That’s true whether Towns has the ball in the post, Russell is coming off a screen or Edwards is getting downhill. Edwards said the Wolves’ star players need to pass up open looks of their own for open looks for their teammates.
He can feel the pain of a guy like Okogie, who is guarding the opponent’s best player on one end, then a bystander on the other. Edwards won’t stand for it any longer.
He made a point to find Okogie, McDaniels and Beasley all for looks early in Monday’s game. But it has to happen more often, and it needs to come from every member of the team’s big three.
“That’s how basketball works. There’s five people on the court for a reason,” Okogie said. “I think if we share the ball — and personally, that’s who I think we are, a team that plays defense and shares the ball, has fun, energetic. If we play like that, I think we’re very hard to beat.”
There are different kinds of leadership styles. Some lead by example. Others choose to be constantly supportive or elect to shoulder all blame themselves.
That’s what Towns did after Monday’s loss, taking sole fault for every one of Minnesota’s issues, including Russell’s struggles. Then came Patrick Beverley, who looks the part of the Timberwolves’ emotional leader during games. But after Monday’s game, while he expressed his disappointment in the loss, Beverley largely said he wasn’t worried about the troublesome aspects of the team’s play. He was confident Minnesota would figure it out.
It was Edwards who actually addressed what was ailing the Wolves. He carries the necessary weight in the organization to call out the likes of Russell and Towns — something only Rubio did last season — and hold everyone accountable, and he plans to start doing so.
“We take all the shots. We gotta be willing to lead and speak up and correct each other when we wrong, for sure,” Edwards said. “I don’t really talk too much as far as on the court.
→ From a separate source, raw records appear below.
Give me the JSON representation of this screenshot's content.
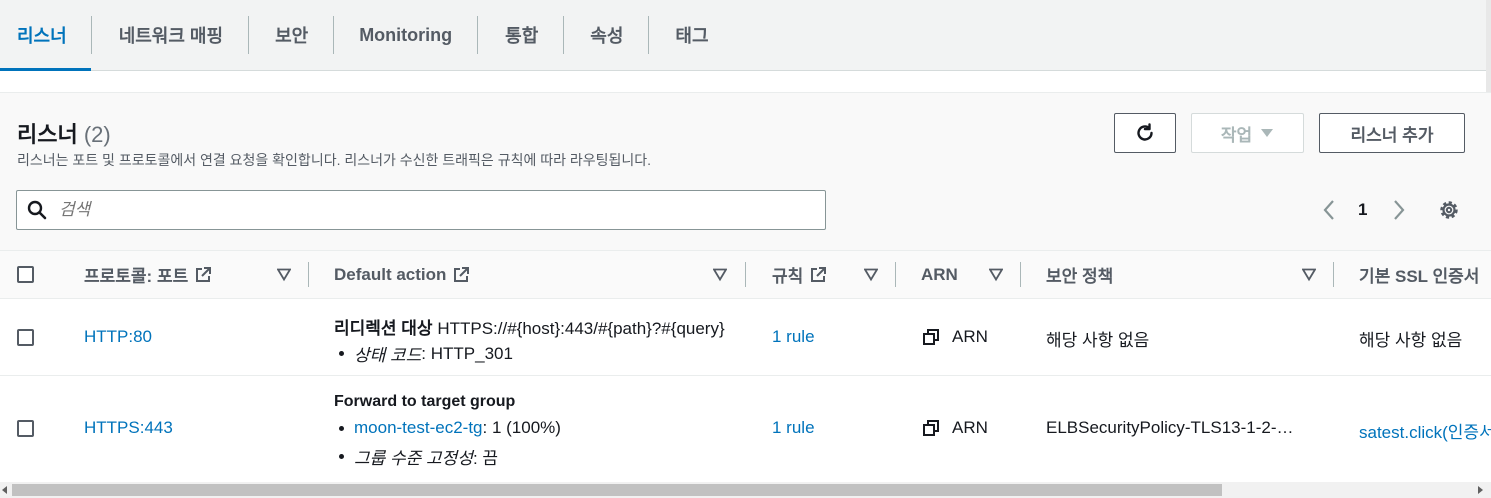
{
  "tabs": [
    {
      "label": "리스너",
      "active": true
    },
    {
      "label": "네트워크 매핑"
    },
    {
      "label": "보안"
    },
    {
      "label": "Monitoring"
    },
    {
      "label": "통합"
    },
    {
      "label": "속성"
    },
    {
      "label": "태그"
    }
  ],
  "listeners": {
    "title": "리스너",
    "count": "(2)",
    "description": "리스너는 포트 및 프로토콜에서 연결 요청을 확인합니다. 리스너가 수신한 트래픽은 규칙에 따라 라우팅됩니다.",
    "action_label": "작업",
    "add_label": "리스너 추가",
    "search_placeholder": "검색",
    "page": "1"
  },
  "columns": {
    "protocol": "프로토콜: 포트",
    "default_action": "Default action",
    "rules": "규칙",
    "arn": "ARN",
    "security_policy": "보안 정책",
    "ssl_cert": "기본 SSL 인증서"
  },
  "rows": [
    {
      "protocol": "HTTP:80",
      "action_title": "리디렉션 대상",
      "action_target": "HTTPS://#{host}:443/#{path}?#{query}",
      "detail_label": "상태 코드",
      "detail_value": ": HTTP_301",
      "rules": "1 rule",
      "arn": "ARN",
      "security_policy": "해당 사항 없음",
      "ssl_cert": "해당 사항 없음"
    },
    {
      "protocol": "HTTPS:443",
      "action_title": "Forward to target group",
      "target_group": "moon-test-ec2-tg",
      "target_weight": ": 1 (100%)",
      "stickiness_label": "그룹 수준 고정성",
      "stickiness_value": ": 끔",
      "rules": "1 rule",
      "arn": "ARN",
      "security_policy": "ELBSecurityPolicy-TLS13-1-2-…",
      "ssl_cert": "satest.click(인증서"
    }
  ],
  "colors": {
    "accent": "#0073bb",
    "text": "#16191f",
    "muted": "#545b64"
  }
}
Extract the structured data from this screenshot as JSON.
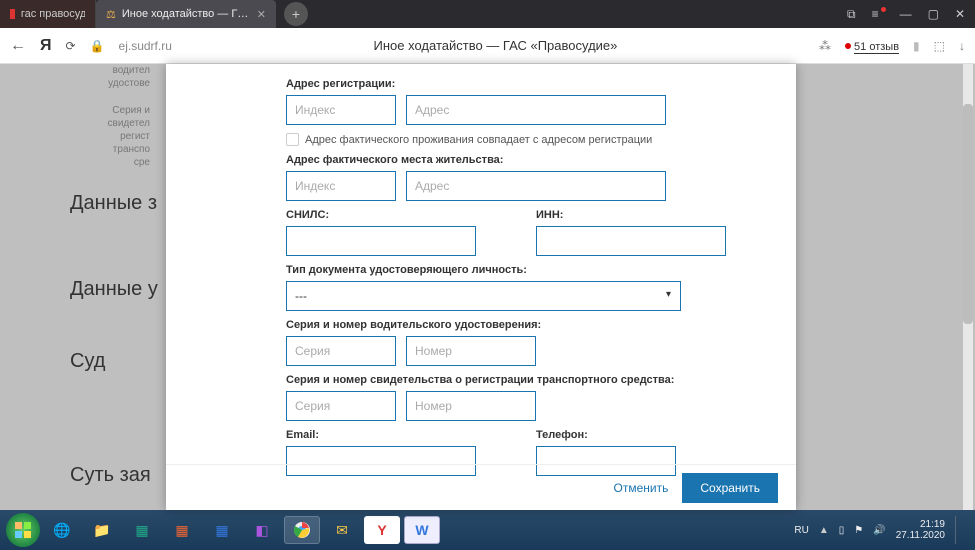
{
  "browser": {
    "tab_inactive": "гас правосудие официаль",
    "tab_active": "Иное ходатайство — Г…",
    "url": "ej.sudrf.ru",
    "page_title": "Иное ходатайство — ГАС «Правосудие»",
    "reviews": "51 отзыв"
  },
  "sidebar": {
    "line1": "водител",
    "line2": "удостове",
    "line3": "Серия и",
    "line4": "свидетел",
    "line5": "регист",
    "line6": "транспо",
    "line7": "сре",
    "sec1": "Данные з",
    "sec2": "Данные у",
    "sec3": "Суд",
    "sec4": "Суть зая"
  },
  "form": {
    "reg_label": "Адрес регистрации:",
    "idx_ph": "Индекс",
    "addr_ph": "Адрес",
    "cb_label": "Адрес фактического проживания совпадает с адресом регистрации",
    "fact_label": "Адрес фактического места жительства:",
    "snils_label": "СНИЛС:",
    "inn_label": "ИНН:",
    "doc_label": "Тип документа удостоверяющего личность:",
    "doc_sel": "---",
    "drv_label": "Серия и номер водительского удостоверения:",
    "ser_ph": "Серия",
    "num_ph": "Номер",
    "sts_label": "Серия и номер свидетельства о регистрации транспортного средства:",
    "email_label": "Email:",
    "phone_label": "Телефон:",
    "cancel": "Отменить",
    "save": "Сохранить"
  },
  "taskbar": {
    "lang": "RU",
    "time": "21:19",
    "date": "27.11.2020"
  }
}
I let my game lead. But now I see that I’m gonna start talking more as far as, ‘You need to lock in, bruh. Pass the ball. Four people on you, pass the ball, know what I’m sayin?’ I’m finna start talking a lot more. It’ll be better coming from me.”
Stars lead on the best teams. It’s helpful to have a veteran such as Beverley to help set the tone and create a culture, but leadership needs to start at the very top. That’s when you have true accountability. Minnesota has lacked that kind of direction for years.
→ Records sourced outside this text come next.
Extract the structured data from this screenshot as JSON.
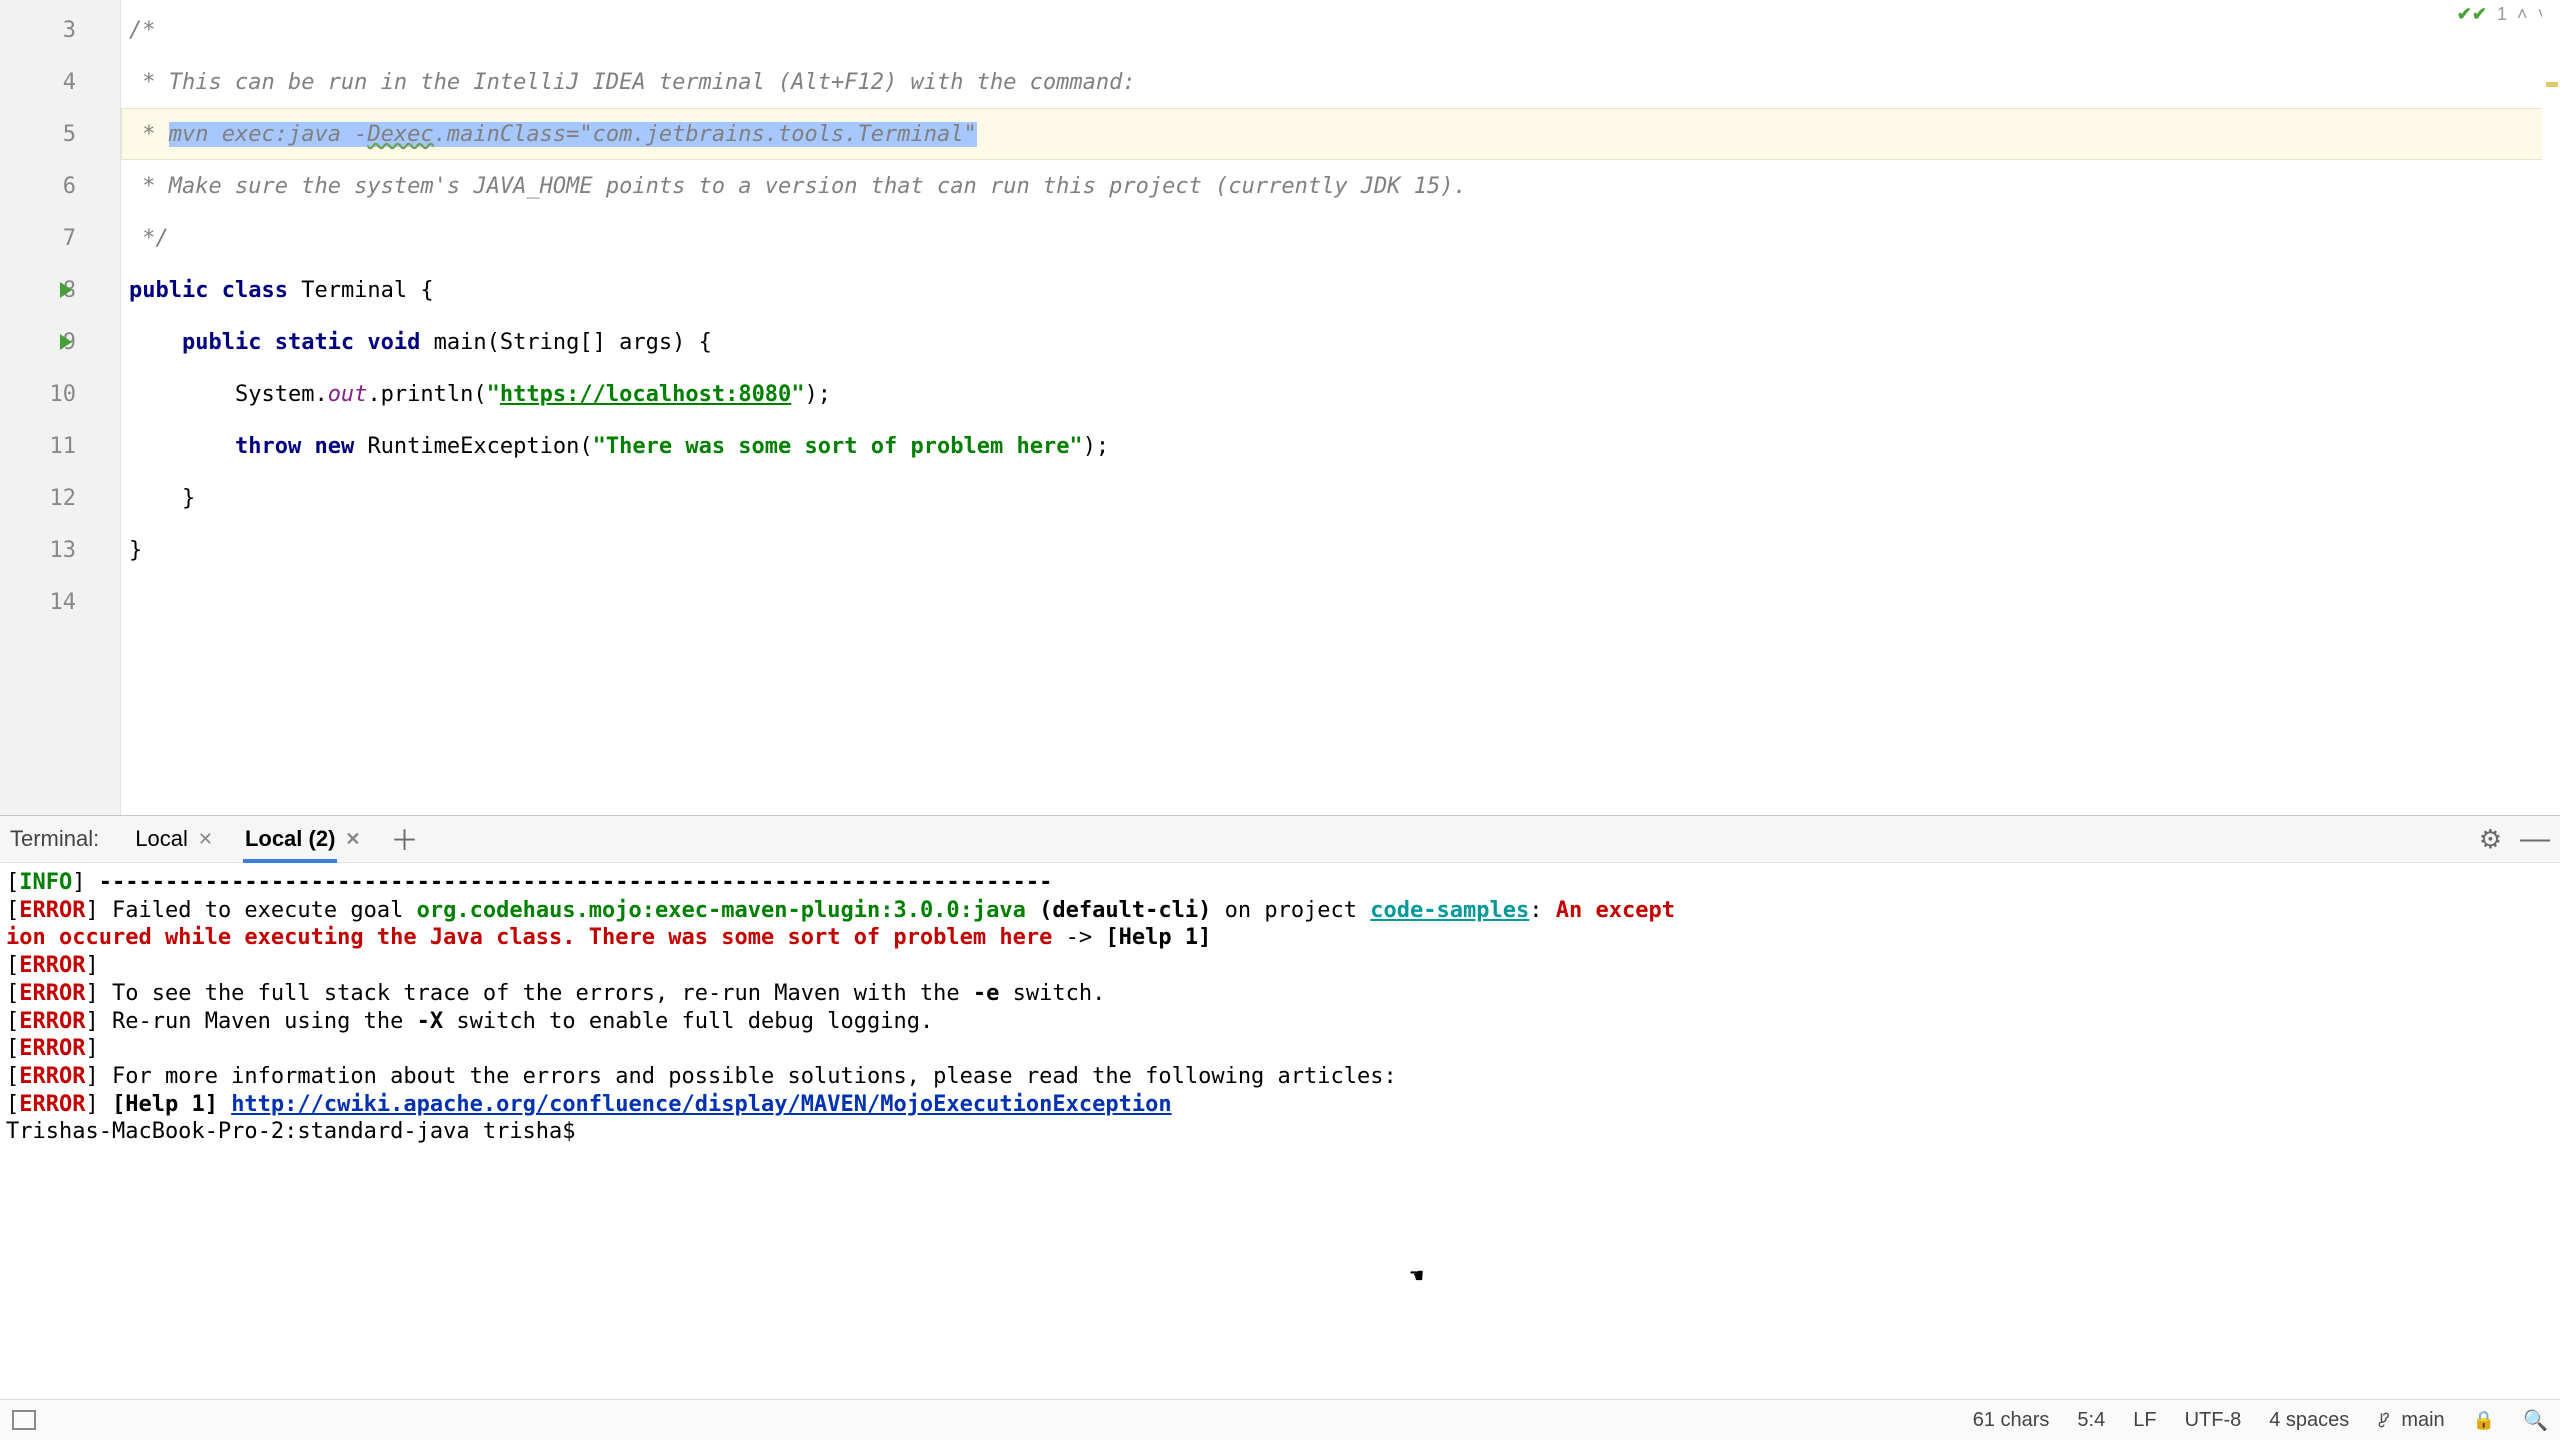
{
  "editor": {
    "lines": {
      "n3": "3",
      "n4": "4",
      "n5": "5",
      "n6": "6",
      "n7": "7",
      "n8": "8",
      "n9": "9",
      "n10": "10",
      "n11": "11",
      "n12": "12",
      "n13": "13",
      "n14": "14"
    },
    "l3": "/*",
    "l4_prefix": " * ",
    "l4_text": "This can be run in the IntelliJ IDEA terminal (Alt+F12) with the command:",
    "l5_prefix": " * ",
    "l5_sel_a": "mvn exec:java -",
    "l5_sel_wavy": "Dexec",
    "l5_sel_b": ".mainClass=\"com.jetbrains.tools.Terminal\"",
    "l6_prefix": " * ",
    "l6_text": "Make sure the system's JAVA_HOME points to a version that can run this project (currently JDK 15).",
    "l7": " */",
    "l8_kw1": "public ",
    "l8_kw2": "class ",
    "l8_name": "Terminal ",
    "l8_brace": "{",
    "l9_indent": "    ",
    "l9_kw1": "public ",
    "l9_kw2": "static ",
    "l9_kw3": "void ",
    "l9_fn": "main",
    "l9_sig": "(String[] args) {",
    "l10_indent": "        ",
    "l10_a": "System.",
    "l10_out": "out",
    "l10_b": ".println(",
    "l10_q1": "\"",
    "l10_url": "https://localhost:8080",
    "l10_q2": "\"",
    "l10_c": ");",
    "l11_indent": "        ",
    "l11_kw1": "throw ",
    "l11_kw2": "new ",
    "l11_cls": "RuntimeException(",
    "l11_str": "\"There was some sort of problem here\"",
    "l11_c": ");",
    "l12": "    }",
    "l13": "}",
    "l14": ""
  },
  "inspection": {
    "count": "1"
  },
  "terminal": {
    "title": "Terminal:",
    "tabs": {
      "t1": "Local",
      "t2": "Local (2)"
    },
    "brackets": {
      "open": "[",
      "close": "]"
    },
    "tags": {
      "info": "INFO",
      "error": "ERROR"
    },
    "dash": " ------------------------------------------------------------------------",
    "fail_a": " Failed to execute goal ",
    "plugin": "org.codehaus.mojo:exec-maven-plugin:3.0.0:java",
    "fail_b": " (default-cli)",
    "fail_c": " on project ",
    "project": "code-samples",
    "colon": ": ",
    "exc_a": "An except",
    "exc_b": "ion occured while executing the Java class. There was some sort of problem here",
    "help_arrow": " -> ",
    "help1": "[Help 1]",
    "stack": " To see the full stack trace of the errors, re-run Maven with the ",
    "e_switch": "-e",
    "stack_end": " switch.",
    "rerun_a": " Re-run Maven using the ",
    "x_switch": "-X",
    "rerun_b": " switch to enable full debug logging.",
    "moreinfo": " For more information about the errors and possible solutions, please read the following articles:",
    "help1_b": " [Help 1] ",
    "url": "http://cwiki.apache.org/confluence/display/MAVEN/MojoExecutionException",
    "prompt": "Trishas-MacBook-Pro-2:standard-java trisha$ "
  },
  "status": {
    "chars": "61 chars",
    "pos": "5:4",
    "eol": "LF",
    "enc": "UTF-8",
    "indent": "4 spaces",
    "branch": "main"
  }
}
It may have it now.
The Timberwolves practice Tuesday — ahead of their game in Milwaukee — was “testy,” per coach Chris Finch.
“I took it as a good sign. They were bothered because we care. And we know it wasn’t a great performance from us (Monday),” Finch said. “But we looked at it on the film. A lot of guys talking about what could have been done better or different. So thought it was a really good practice. Exactly what we needed.”
There is a reason that, when pressed ahead of training camp about the team’s leadership options outside of Beverley, Edwards was the first name out of Finch’s mouth.
In just his second professional season, Edwards has the necessary talent, respect and personality to command an NBA locker room. On Monday, he seemed as though he was starting to take ownership of this team.
“That’s who Ant is. He says what’s on his mind,” Okogie said. “You guys have seen all the funny stuff that he says. That’s the kind of guy he is. Whether it’s funny, real, whatever it is, whatever is on his mind, he’ll get it out.”
There may be a new leader of the pack.
“I’m going to start speaking up, sooner rather than later, and hopefully people listen,” Edwards said, “and we’ll get it on track.”